• _INPUT MATERIAL_

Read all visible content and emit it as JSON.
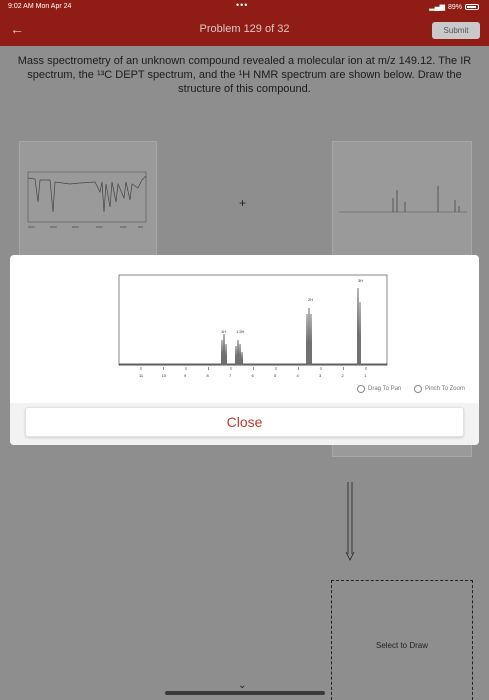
{
  "status_bar": {
    "time": "9:02 AM  Mon Apr 24",
    "dots": "•••",
    "battery": "89%"
  },
  "header": {
    "title": "Problem 129 of 32",
    "submit_label": "Submit"
  },
  "question": {
    "text": "Mass spectrometry of an unknown compound revealed a molecular ion at m/z 149.12. The IR spectrum, the ¹³C DEPT spectrum, and the ¹H NMR spectrum are shown below. Draw the structure of this compound."
  },
  "plus_sign": "+",
  "modal": {
    "nmr_peak_labels": [
      "3H",
      "2H",
      "1H",
      "1.5H"
    ],
    "nmr_axis_ticks": [
      "11",
      "10",
      "9",
      "8",
      "7",
      "6",
      "5",
      "4",
      "3",
      "2",
      "1"
    ],
    "drag_hint": "Drag To Pan",
    "pinch_hint": "Pinch To Zoom",
    "close_label": "Close"
  },
  "draw_area": {
    "label": "Select to Draw"
  },
  "colors": {
    "header_bg": "#8f1d15",
    "close_text": "#c0392b",
    "backdrop": "#8e8e8e"
  }
}
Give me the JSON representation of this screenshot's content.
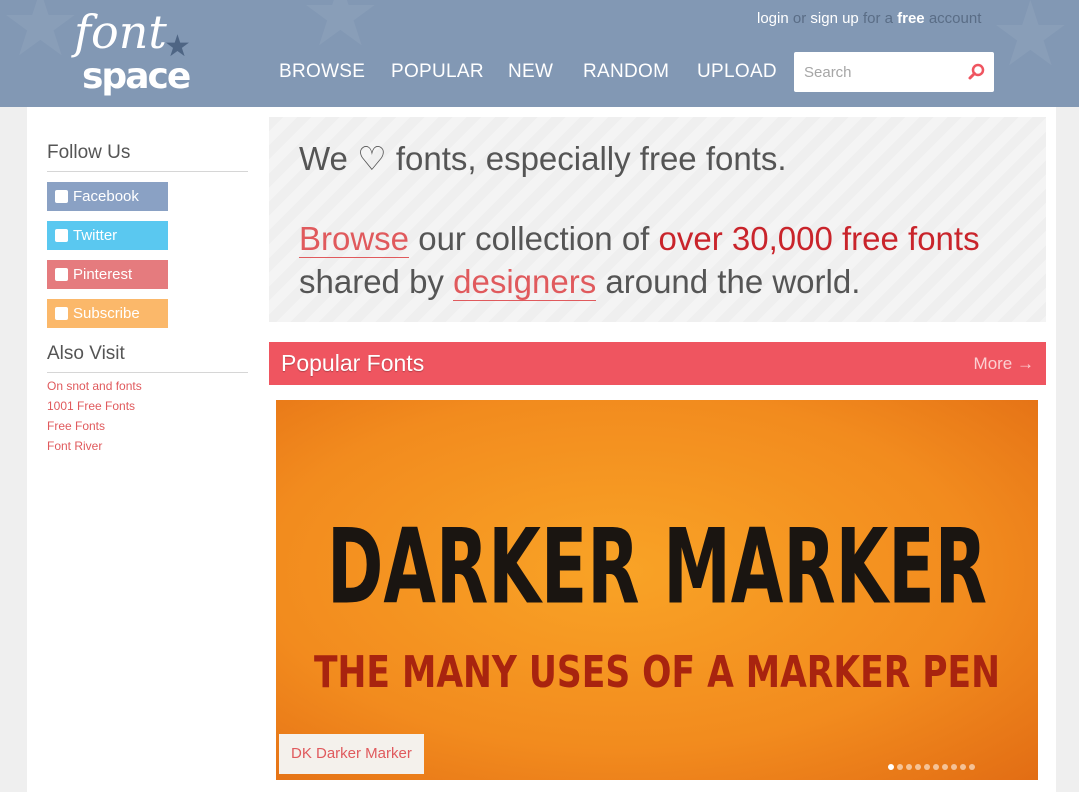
{
  "header": {
    "logo_top": "font",
    "logo_bottom": "space",
    "login": "login",
    "or": "or",
    "signup": "sign up",
    "for_a": "for a",
    "free": "free",
    "account": "account",
    "nav": [
      {
        "label": "BROWSE"
      },
      {
        "label": "POPULAR"
      },
      {
        "label": "NEW"
      },
      {
        "label": "RANDOM"
      },
      {
        "label": "UPLOAD"
      }
    ],
    "search_placeholder": "Search"
  },
  "sidebar": {
    "follow_title": "Follow Us",
    "social": [
      {
        "label": "Facebook",
        "color": "#8aa1c4"
      },
      {
        "label": "Twitter",
        "color": "#5ac8f0"
      },
      {
        "label": "Pinterest",
        "color": "#e57b7e"
      },
      {
        "label": "Subscribe",
        "color": "#fbb86a"
      }
    ],
    "also_title": "Also Visit",
    "links": [
      "On snot and fonts",
      "1001 Free Fonts",
      "Free Fonts",
      "Font River"
    ]
  },
  "hero": {
    "we": "We",
    "heart": "♡",
    "rest1": "fonts, especially free fonts.",
    "browse": "Browse",
    "our_collection": "our collection of",
    "count": "over 30,000 free fonts",
    "shared_by": "shared by",
    "designers": "designers",
    "around": "around the world."
  },
  "popular": {
    "title": "Popular Fonts",
    "more": "More →"
  },
  "banner": {
    "line1": "DARKER MARKER",
    "line2": "THE MANY USES OF A MARKER PEN",
    "tag": "DK Darker Marker",
    "slides": 10,
    "active_slide": 1
  },
  "colors": {
    "header_bg": "#8298b4",
    "accent": "#ef5560",
    "link": "#e05a5d",
    "highlight": "#c9242b"
  }
}
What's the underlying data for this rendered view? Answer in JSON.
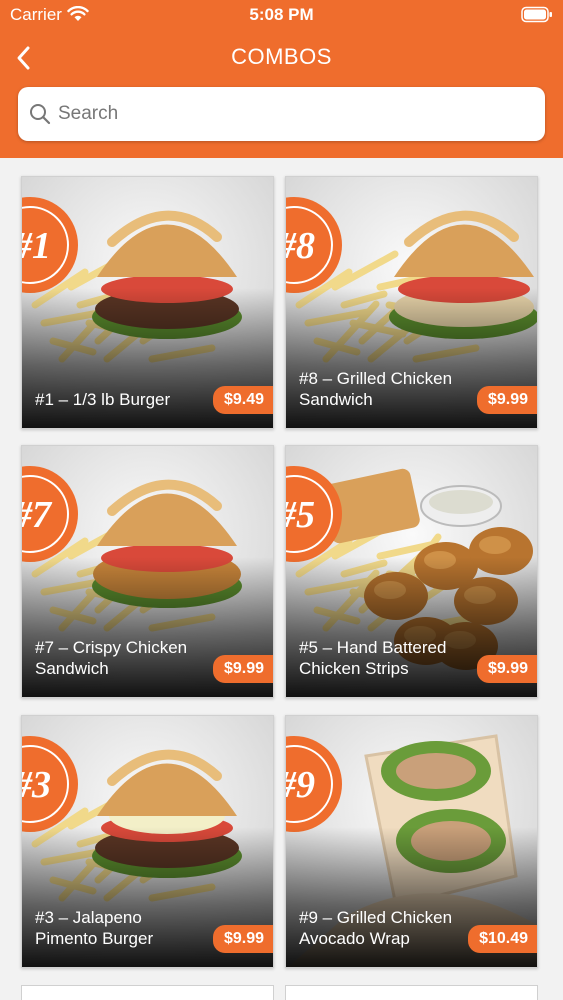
{
  "status_bar": {
    "carrier": "Carrier",
    "time": "5:08 PM"
  },
  "nav": {
    "title": "COMBOS"
  },
  "search": {
    "placeholder": "Search",
    "value": ""
  },
  "combos": [
    {
      "number": "1",
      "name": "#1 – 1/3 lb Burger",
      "price": "$9.49",
      "food": "burger"
    },
    {
      "number": "8",
      "name": "#8 – Grilled Chicken Sandwich",
      "price": "$9.99",
      "food": "chicken-sandwich"
    },
    {
      "number": "7",
      "name": "#7 – Crispy Chicken Sandwich",
      "price": "$9.99",
      "food": "crispy-sandwich"
    },
    {
      "number": "5",
      "name": "#5 – Hand Battered Chicken Strips",
      "price": "$9.99",
      "food": "chicken-strips"
    },
    {
      "number": "3",
      "name": "#3 – Jalapeno Pimento Burger",
      "price": "$9.99",
      "food": "jalapeno-burger"
    },
    {
      "number": "9",
      "name": "#9 – Grilled Chicken Avocado Wrap",
      "price": "$10.49",
      "food": "wrap"
    }
  ],
  "colors": {
    "brand": "#ef6d2d",
    "background": "#f2f2f2"
  }
}
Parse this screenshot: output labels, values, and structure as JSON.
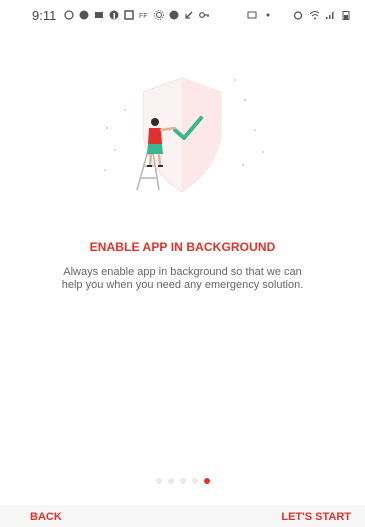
{
  "status_bar": {
    "time": "9:11",
    "left_icons": [
      "whatsapp-icon",
      "messenger-icon",
      "app-icon",
      "facebook-icon",
      "flipboard-icon",
      "ff-icon",
      "sun-icon",
      "messenger-icon",
      "call-icon",
      "key-icon"
    ],
    "right_icons": [
      "screenshot-icon",
      "dot-icon",
      "alarm-icon",
      "wifi-icon",
      "signal-icon",
      "battery-icon"
    ]
  },
  "onboarding": {
    "title": "ENABLE APP IN BACKGROUND",
    "description": "Always enable app in background so that we can help you when you need any emergency solution."
  },
  "pager": {
    "count": 5,
    "active_index": 4
  },
  "navigation": {
    "back_label": "BACK",
    "start_label": "LET'S START"
  },
  "colors": {
    "accent": "#e0312c",
    "text_muted": "#666666",
    "bottom_bar": "#f6f6f6",
    "check": "#3bb78f"
  }
}
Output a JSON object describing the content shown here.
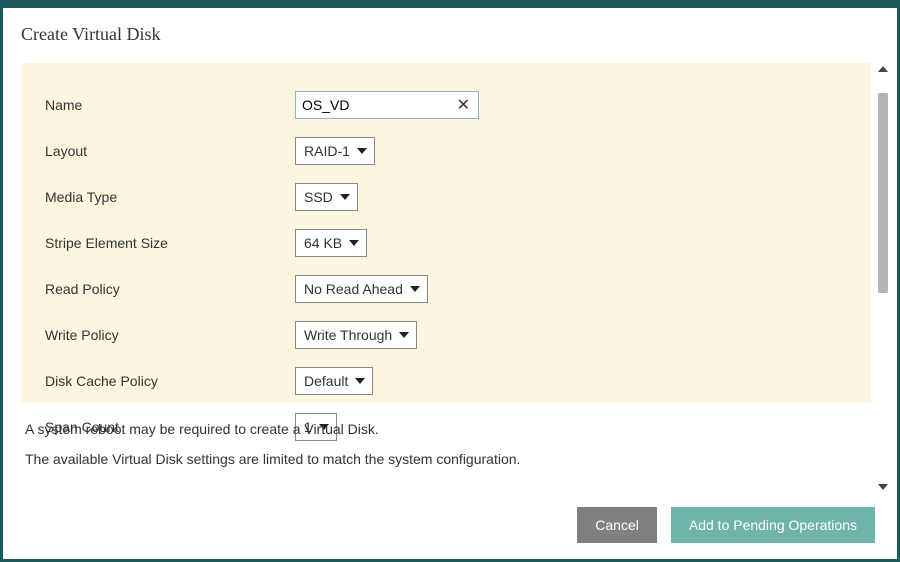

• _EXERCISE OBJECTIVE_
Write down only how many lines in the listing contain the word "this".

• _FINISHED EXERCISE_
4